Forums » wattOS R8

Microwatt Tidbits

    • 563 posts
    May 11, 2014 2:57 AM PDT
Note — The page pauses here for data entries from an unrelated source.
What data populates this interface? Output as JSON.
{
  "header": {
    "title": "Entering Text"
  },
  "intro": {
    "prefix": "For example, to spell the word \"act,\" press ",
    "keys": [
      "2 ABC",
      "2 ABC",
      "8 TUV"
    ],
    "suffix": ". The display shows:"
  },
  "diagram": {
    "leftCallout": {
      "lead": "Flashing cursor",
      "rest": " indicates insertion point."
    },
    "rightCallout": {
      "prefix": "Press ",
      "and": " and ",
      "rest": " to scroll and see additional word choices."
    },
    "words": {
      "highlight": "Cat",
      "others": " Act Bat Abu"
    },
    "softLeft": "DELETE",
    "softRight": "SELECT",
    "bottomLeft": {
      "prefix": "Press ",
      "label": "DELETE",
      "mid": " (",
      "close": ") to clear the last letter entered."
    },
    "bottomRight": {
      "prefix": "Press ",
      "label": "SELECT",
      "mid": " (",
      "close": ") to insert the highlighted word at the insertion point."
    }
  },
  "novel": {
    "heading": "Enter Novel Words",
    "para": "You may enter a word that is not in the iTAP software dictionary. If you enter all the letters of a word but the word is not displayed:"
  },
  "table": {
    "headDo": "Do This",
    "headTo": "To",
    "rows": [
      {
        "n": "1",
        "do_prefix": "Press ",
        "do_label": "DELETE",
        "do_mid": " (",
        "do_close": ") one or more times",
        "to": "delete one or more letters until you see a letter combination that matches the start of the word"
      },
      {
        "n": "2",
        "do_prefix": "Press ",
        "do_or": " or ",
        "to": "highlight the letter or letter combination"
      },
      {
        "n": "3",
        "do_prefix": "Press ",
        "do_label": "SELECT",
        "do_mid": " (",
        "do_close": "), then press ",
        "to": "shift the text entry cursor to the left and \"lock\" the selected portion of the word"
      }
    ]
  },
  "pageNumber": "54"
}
    1. Right click on the desktop for menus. (they have been customized them a lot) They are also mostly static (like most of crunchbang's are). Which means you have to add things to it to have them show natively in the menu (which is VERY easy). I have done two things to ease this however.

     

    a. We are using PCManFM creatively in that at the top of each menu entry is an "All Applications" choice in each category. Selecting this launches an instance of PCManFM in ICON mode showing a "menu" of all apps in the category. These are driven by the well known ".desktop" files that many-many applications use and install automatically upon installing from synaptic or command line (its how the LXDE menu's are created).

     

    b. We included a GUI menu editor that is easy to use and has lots of references as you can look at the existing entries. (The GUI editor for the menu is located under "Preferences-Configure the Menu(GUI) -

     

    2. We have added a menu entry called "additional software" that has additional things that are most common to be added (and was the same on the previous version of Microwatt). Like printing, flash, etc. Not to be obvious, but you have to be connected to the internet obviously, and you really need to run the first menu item called "Update Software Sources(Do First)" so the shell scripts can successfully download the packages. You dont have to use this menu obivously and synaptic is present, but I put it there for now.

     

    3. We added some simple keybindings and put them on the desktop so you dont have to remember them. Also included is gmrun which is a nice launcher to run programs. It also "looks ahead" and has tab completion, so you could launch it (either the run command in the menu or "WindowsKey+r") and start leafpad for example by typing "lea" then hit tab and it will complete. If there are similar ones, it will list them in a drop down to choose from.

     

    4. The distro is largely Debian wheezy, but there is a tiny bit of Jessie there also as we installed Qupzilla from the repos rather than from a direct download as I preferred a known upstream source. Unfortunately of course that pulled in a few things, but the Jessie repo is not included in the sources, and all packages will show up to date and in sync with Wheezy when you check for updates.

     

    We have forgone the small ISO for the sake of convienience of the average user so they have things like the ability to browse network shares natively without having to install anything, and using the easier/faster installer.

     

    I am relatively happy with the memory usage. It sits around 66MB idle and thats including things like the network manager, power manager, etc. The liveCD sits below 128MB

     

    I also included all the same wireless packages from LXDE with the hope of a broad range of wireless compatibility without a ton of pain. (knowing they never all work).